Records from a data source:
--------

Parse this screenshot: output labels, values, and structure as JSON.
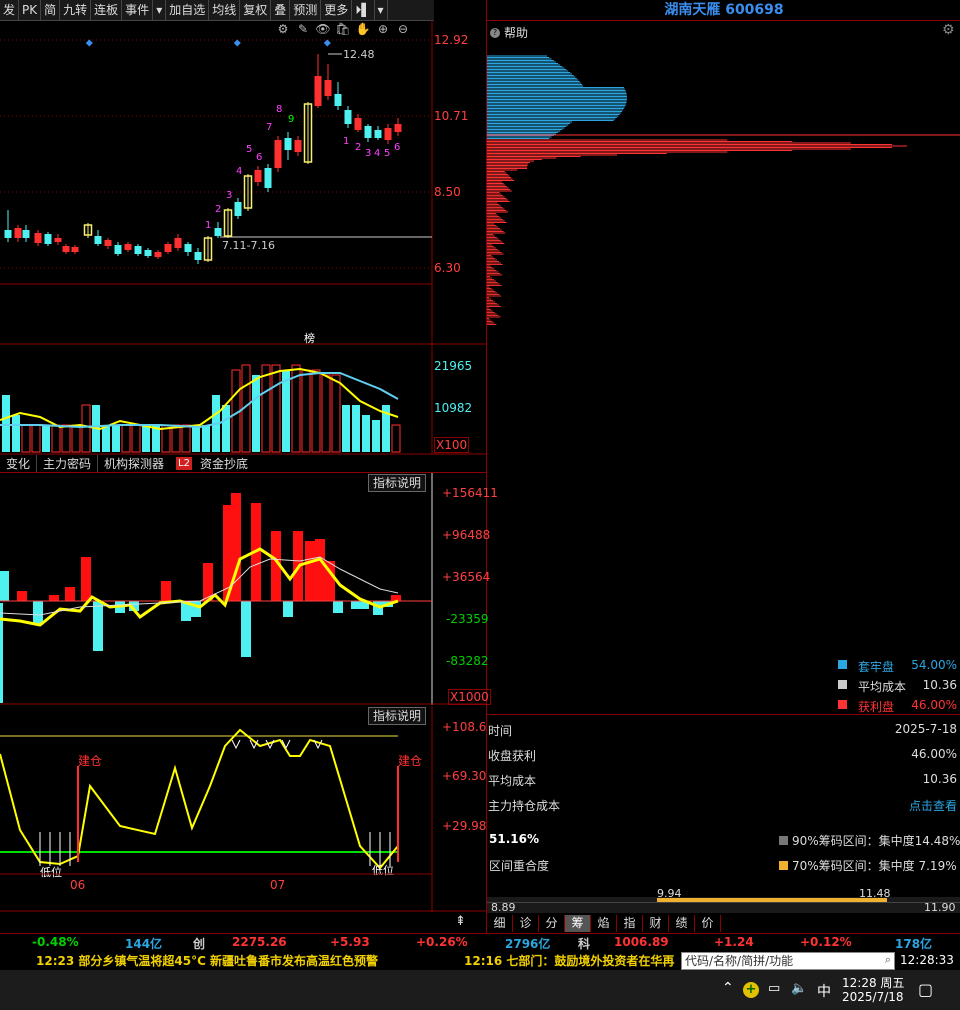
{
  "toolbar": {
    "items": [
      "发",
      "PK",
      "简",
      "九转",
      "连板",
      "事件",
      "▾",
      "加自选",
      "均线",
      "复权",
      "叠",
      "预测",
      "更多",
      "⏵▌",
      "▾"
    ]
  },
  "chart_tools": [
    "⚙",
    "✎",
    "👁",
    "🛍",
    "✋",
    "⊕",
    "⊖"
  ],
  "price_axis": [
    "12.92",
    "10.71",
    "8.50",
    "6.30"
  ],
  "annotations": {
    "high": "12.48",
    "range": "7.11-7.16",
    "bang": "榜",
    "td_up": [
      "1",
      "2",
      "3",
      "4",
      "5",
      "6",
      "7",
      "8",
      "9"
    ],
    "td_down": [
      "1",
      "2",
      "3",
      "4",
      "5",
      "6"
    ]
  },
  "volume": {
    "axis": [
      "21965",
      "10982",
      "X100"
    ]
  },
  "indicator_tabs": [
    "变化",
    "主力密码",
    "机构探测器",
    "L2",
    "资金抄底"
  ],
  "indicator1": {
    "button": "指标说明",
    "axis": [
      "+156411",
      "+96488",
      "+36564",
      "-23359",
      "-83282"
    ],
    "unit": "X1000"
  },
  "indicator2": {
    "button": "指标说明",
    "axis": [
      "+108.6",
      "+69.30",
      "+29.98"
    ],
    "jiancang": "建仓",
    "low_label": "低位",
    "month_labels": [
      "06",
      "07"
    ]
  },
  "right": {
    "title": "湖南天雁 600698",
    "help": "帮助",
    "legend": [
      {
        "label": "套牢盘",
        "value": "54.00%",
        "color": "#2ca6e0"
      },
      {
        "label": "平均成本",
        "value": "10.36",
        "color": "#cccccc"
      },
      {
        "label": "获利盘",
        "value": "46.00%",
        "color": "#ff3333"
      }
    ],
    "info": [
      {
        "label": "时间",
        "value": "2025-7-18"
      },
      {
        "label": "收盘获利",
        "value": "46.00%"
      },
      {
        "label": "平均成本",
        "value": "10.36"
      },
      {
        "label": "主力持仓成本",
        "value": "点击查看"
      }
    ],
    "overlap_pct": "51.16%",
    "overlap_label": "区间重合度",
    "band90": "90%筹码区间：集中度14.48%",
    "band70": "70%筹码区间：集中度 7.19%",
    "band_low": "8.89",
    "band_v1": "9.94",
    "band_v2": "11.48",
    "band_high": "11.90",
    "bottom_tabs": [
      "细",
      "诊",
      "分",
      "筹",
      "焰",
      "指",
      "财",
      "绩",
      "价"
    ]
  },
  "ticker1": [
    {
      "text": "-0.48%",
      "color": "#00d000"
    },
    {
      "text": "144亿",
      "color": "#2ca6e0"
    },
    {
      "text": "创",
      "color": "#ccc"
    },
    {
      "text": "2275.26",
      "color": "#ff3333"
    },
    {
      "text": "+5.93",
      "color": "#ff3333"
    },
    {
      "text": "+0.26%",
      "color": "#ff3333"
    },
    {
      "text": "2796亿",
      "color": "#2ca6e0"
    },
    {
      "text": "科",
      "color": "#ccc"
    },
    {
      "text": "1006.89",
      "color": "#ff3333"
    },
    {
      "text": "+1.24",
      "color": "#ff3333"
    },
    {
      "text": "+0.12%",
      "color": "#ff3333"
    },
    {
      "text": "178亿",
      "color": "#2ca6e0"
    }
  ],
  "ticker2": {
    "news1": "12:23 部分乡镇气温将超45°C 新疆吐鲁番市发布高温红色预警",
    "news2": "12:16 七部门：鼓励境外投资者在华再",
    "search_placeholder": "代码/名称/简拼/功能",
    "clock": "12:28:33"
  },
  "taskbar": {
    "ime": "中",
    "time": "12:28 周五",
    "date": "2025/7/18"
  }
}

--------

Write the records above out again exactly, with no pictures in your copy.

▸ **Answer area**
Parse this screenshot: output labels, values, and structure as JSON.
{
  "toolbar": {
    "items": [
      "发",
      "PK",
      "简",
      "九转",
      "连板",
      "事件",
      "▾",
      "加自选",
      "均线",
      "复权",
      "叠",
      "预测",
      "更多",
      "⏵▌",
      "▾"
    ]
  },
  "chart_tools": [
    "⚙",
    "✎",
    "👁",
    "🛍",
    "✋",
    "⊕",
    "⊖"
  ],
  "price_axis": [
    "12.92",
    "10.71",
    "8.50",
    "6.30"
  ],
  "annotations": {
    "high": "12.48",
    "range": "7.11-7.16",
    "bang": "榜",
    "td_up": [
      "1",
      "2",
      "3",
      "4",
      "5",
      "6",
      "7",
      "8",
      "9"
    ],
    "td_down": [
      "1",
      "2",
      "3",
      "4",
      "5",
      "6"
    ]
  },
  "volume": {
    "axis": [
      "21965",
      "10982",
      "X100"
    ]
  },
  "indicator_tabs": [
    "变化",
    "主力密码",
    "机构探测器",
    "L2",
    "资金抄底"
  ],
  "indicator1": {
    "button": "指标说明",
    "axis": [
      "+156411",
      "+96488",
      "+36564",
      "-23359",
      "-83282"
    ],
    "unit": "X1000"
  },
  "indicator2": {
    "button": "指标说明",
    "axis": [
      "+108.6",
      "+69.30",
      "+29.98"
    ],
    "jiancang": "建仓",
    "low_label": "低位",
    "month_labels": [
      "06",
      "07"
    ]
  },
  "right": {
    "title": "湖南天雁 600698",
    "help": "帮助",
    "legend": [
      {
        "label": "套牢盘",
        "value": "54.00%",
        "color": "#2ca6e0"
      },
      {
        "label": "平均成本",
        "value": "10.36",
        "color": "#cccccc"
      },
      {
        "label": "获利盘",
        "value": "46.00%",
        "color": "#ff3333"
      }
    ],
    "info": [
      {
        "label": "时间",
        "value": "2025-7-18"
      },
      {
        "label": "收盘获利",
        "value": "46.00%"
      },
      {
        "label": "平均成本",
        "value": "10.36"
      },
      {
        "label": "主力持仓成本",
        "value": "点击查看"
      }
    ],
    "overlap_pct": "51.16%",
    "overlap_label": "区间重合度",
    "band90": "90%筹码区间：集中度14.48%",
    "band70": "70%筹码区间：集中度 7.19%",
    "band_low": "8.89",
    "band_v1": "9.94",
    "band_v2": "11.48",
    "band_high": "11.90",
    "bottom_tabs": [
      "细",
      "诊",
      "分",
      "筹",
      "焰",
      "指",
      "财",
      "绩",
      "价"
    ]
  },
  "ticker1": [
    {
      "text": "-0.48%",
      "color": "#00d000"
    },
    {
      "text": "144亿",
      "color": "#2ca6e0"
    },
    {
      "text": "创",
      "color": "#ccc"
    },
    {
      "text": "2275.26",
      "color": "#ff3333"
    },
    {
      "text": "+5.93",
      "color": "#ff3333"
    },
    {
      "text": "+0.26%",
      "color": "#ff3333"
    },
    {
      "text": "2796亿",
      "color": "#2ca6e0"
    },
    {
      "text": "科",
      "color": "#ccc"
    },
    {
      "text": "1006.89",
      "color": "#ff3333"
    },
    {
      "text": "+1.24",
      "color": "#ff3333"
    },
    {
      "text": "+0.12%",
      "color": "#ff3333"
    },
    {
      "text": "178亿",
      "color": "#2ca6e0"
    }
  ],
  "ticker2": {
    "news1": "12:23 部分乡镇气温将超45°C 新疆吐鲁番市发布高温红色预警",
    "news2": "12:16 七部门：鼓励境外投资者在华再",
    "search_placeholder": "代码/名称/简拼/功能",
    "clock": "12:28:33"
  },
  "taskbar": {
    "ime": "中",
    "time": "12:28 周五",
    "date": "2025/7/18"
  }
}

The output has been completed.